== Exercise goal ==
Repeat only the lines between the one with "What's the underlying" and the end of the material below, both ends included. Omit any picture.

★ ★ ★ ★ ★ ★ ★

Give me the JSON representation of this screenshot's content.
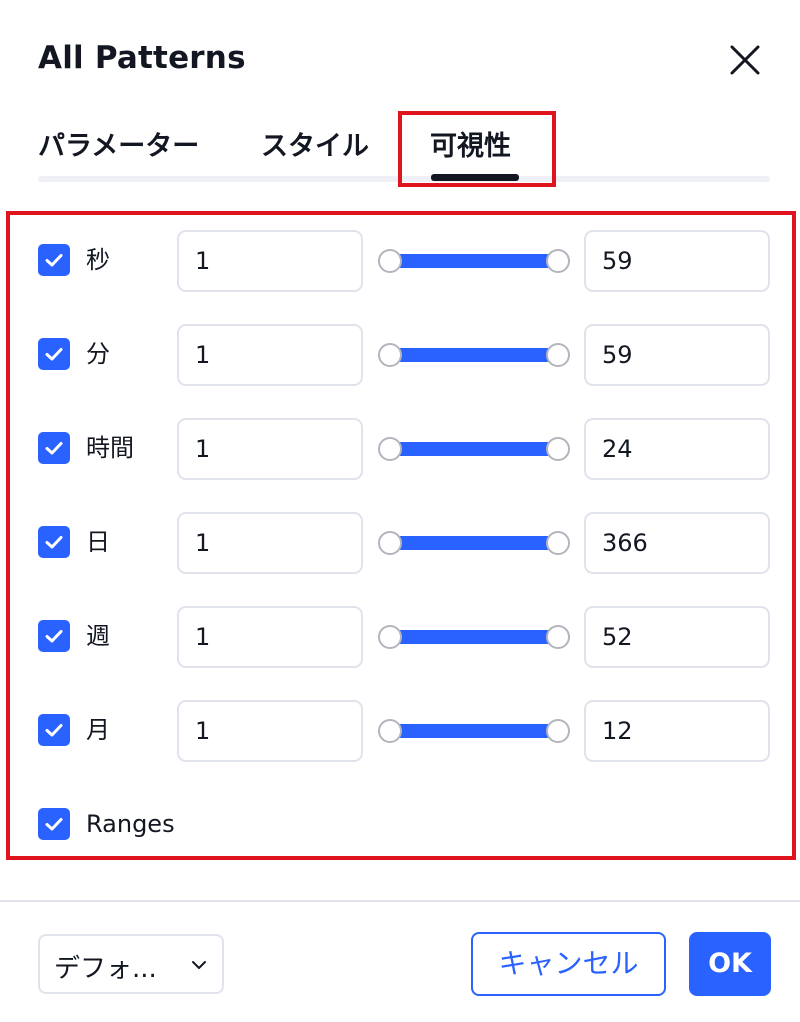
{
  "dialog": {
    "title": "All Patterns"
  },
  "tabs": [
    {
      "label": "パラメーター",
      "active": false
    },
    {
      "label": "スタイル",
      "active": false
    },
    {
      "label": "可視性",
      "active": true
    }
  ],
  "rows": [
    {
      "label": "秒",
      "checked": true,
      "min": "1",
      "max": "59"
    },
    {
      "label": "分",
      "checked": true,
      "min": "1",
      "max": "59"
    },
    {
      "label": "時間",
      "checked": true,
      "min": "1",
      "max": "24"
    },
    {
      "label": "日",
      "checked": true,
      "min": "1",
      "max": "366"
    },
    {
      "label": "週",
      "checked": true,
      "min": "1",
      "max": "52"
    },
    {
      "label": "月",
      "checked": true,
      "min": "1",
      "max": "12"
    }
  ],
  "ranges": {
    "label": "Ranges",
    "checked": true
  },
  "footer": {
    "template_select": "デフォ...",
    "cancel_label": "キャンセル",
    "ok_label": "OK"
  },
  "colors": {
    "accent": "#2962ff",
    "highlight": "#e0141e",
    "text": "#131722",
    "border": "#e0e3eb"
  },
  "icons": {
    "close": "close-icon",
    "check": "check-icon",
    "chevron": "chevron-down-icon"
  }
}
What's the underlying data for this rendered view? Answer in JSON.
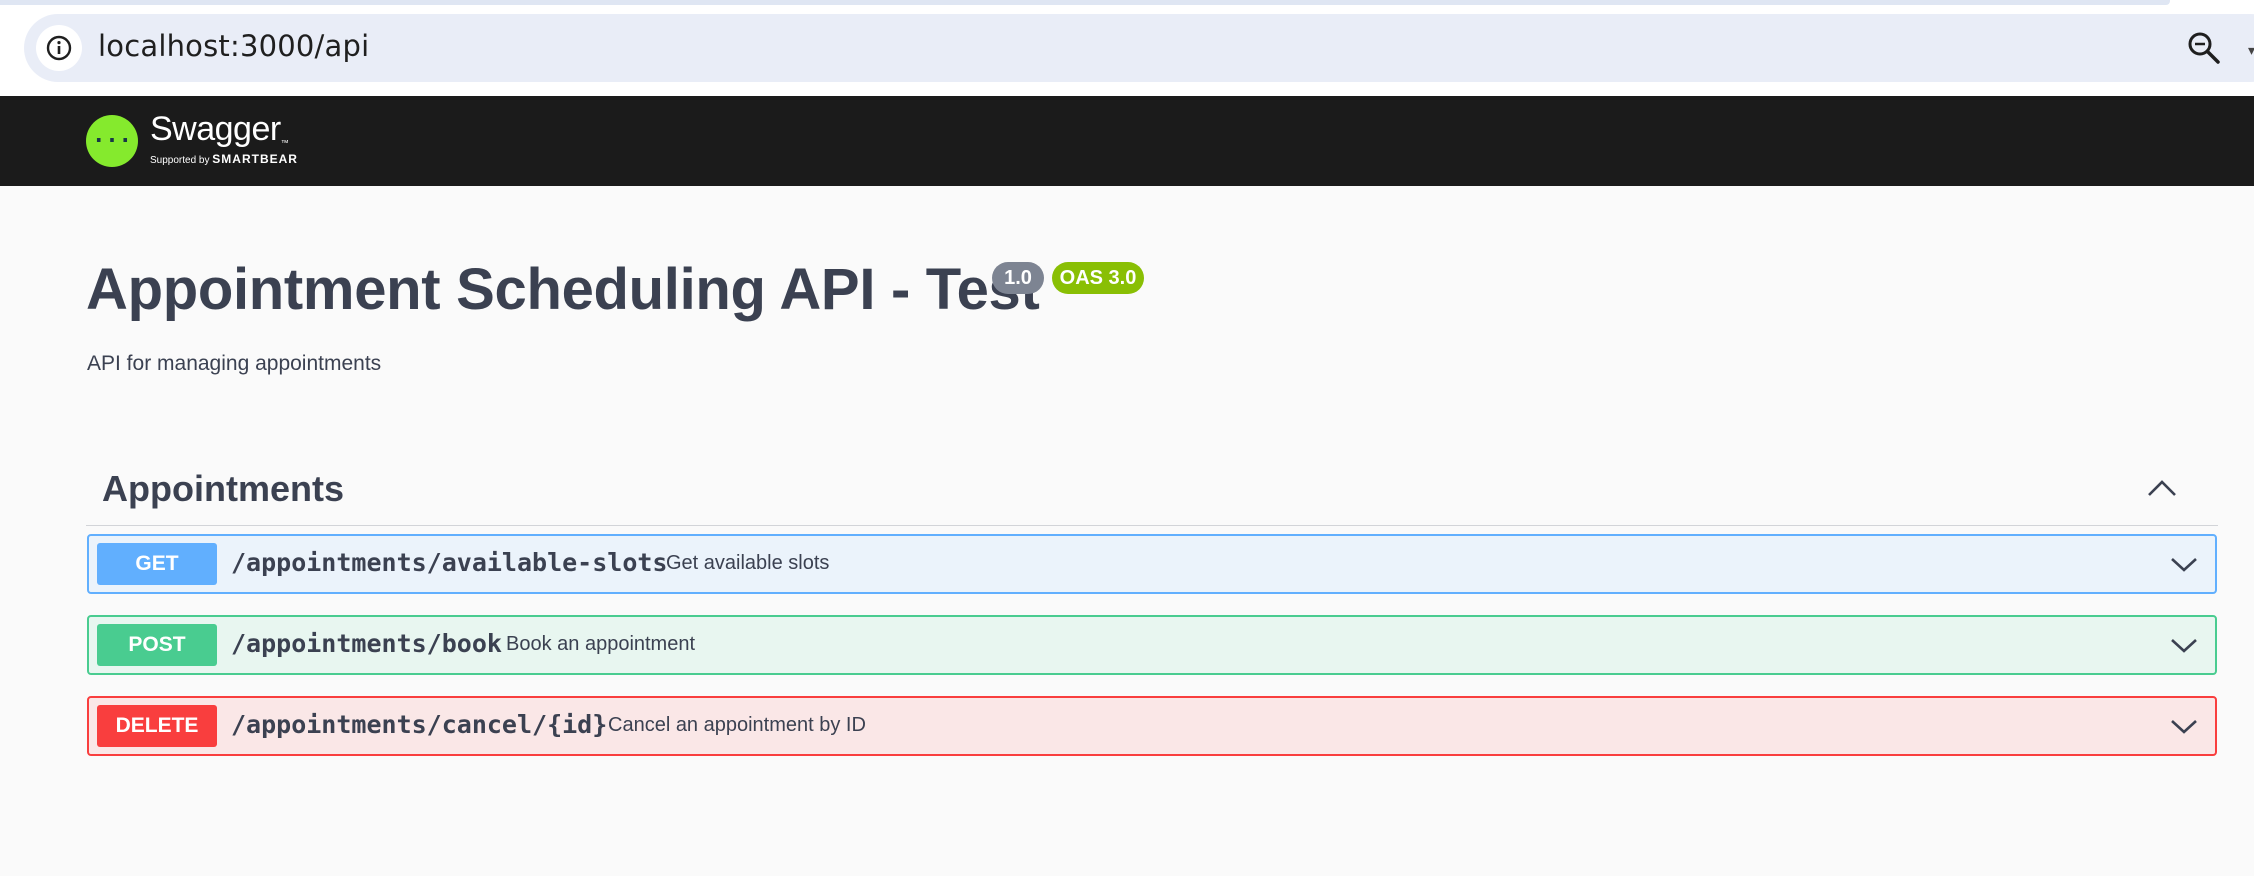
{
  "browser": {
    "url": "localhost:3000/api"
  },
  "swagger_logo": {
    "title": "Swagger",
    "subtitle": "Supported by",
    "brand": "SMARTBEAR"
  },
  "info": {
    "title": "Appointment Scheduling API - Test",
    "version": "1.0",
    "oas_version": "OAS 3.0",
    "description": "API for managing appointments"
  },
  "tag": {
    "name": "Appointments"
  },
  "operations": [
    {
      "method": "GET",
      "path": "/appointments/available-slots",
      "summary": "Get available slots",
      "color": "#61affe"
    },
    {
      "method": "POST",
      "path": "/appointments/book",
      "summary": "Book an appointment",
      "color": "#49cc90"
    },
    {
      "method": "DELETE",
      "path": "/appointments/cancel/{id}",
      "summary": "Cancel an appointment by ID",
      "color": "#f93e3e"
    }
  ],
  "icons": {
    "site_info": "info-icon",
    "zoom": "zoom-icon",
    "collapse": "chevron-up-icon",
    "expand": "chevron-down-icon",
    "logo": "swagger-logo-icon"
  },
  "colors": {
    "topbar": "#1b1b1b",
    "logo_green": "#85ea2d",
    "text": "#3b4151"
  }
}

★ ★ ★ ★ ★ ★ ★

== Response below ==
What's the underlying data for this rendered view? Answer in JSON.
{
  "browser": {
    "url": "localhost:3000/api"
  },
  "swagger_logo": {
    "title": "Swagger",
    "subtitle": "Supported by",
    "brand": "SMARTBEAR"
  },
  "info": {
    "title": "Appointment Scheduling API - Test",
    "version": "1.0",
    "oas_version": "OAS 3.0",
    "description": "API for managing appointments"
  },
  "tag": {
    "name": "Appointments"
  },
  "operations": [
    {
      "method": "GET",
      "path": "/appointments/available-slots",
      "summary": "Get available slots",
      "color": "#61affe"
    },
    {
      "method": "POST",
      "path": "/appointments/book",
      "summary": "Book an appointment",
      "color": "#49cc90"
    },
    {
      "method": "DELETE",
      "path": "/appointments/cancel/{id}",
      "summary": "Cancel an appointment by ID",
      "color": "#f93e3e"
    }
  ],
  "icons": {
    "site_info": "info-icon",
    "zoom": "zoom-icon",
    "collapse": "chevron-up-icon",
    "expand": "chevron-down-icon",
    "logo": "swagger-logo-icon"
  },
  "colors": {
    "topbar": "#1b1b1b",
    "logo_green": "#85ea2d",
    "text": "#3b4151"
  }
}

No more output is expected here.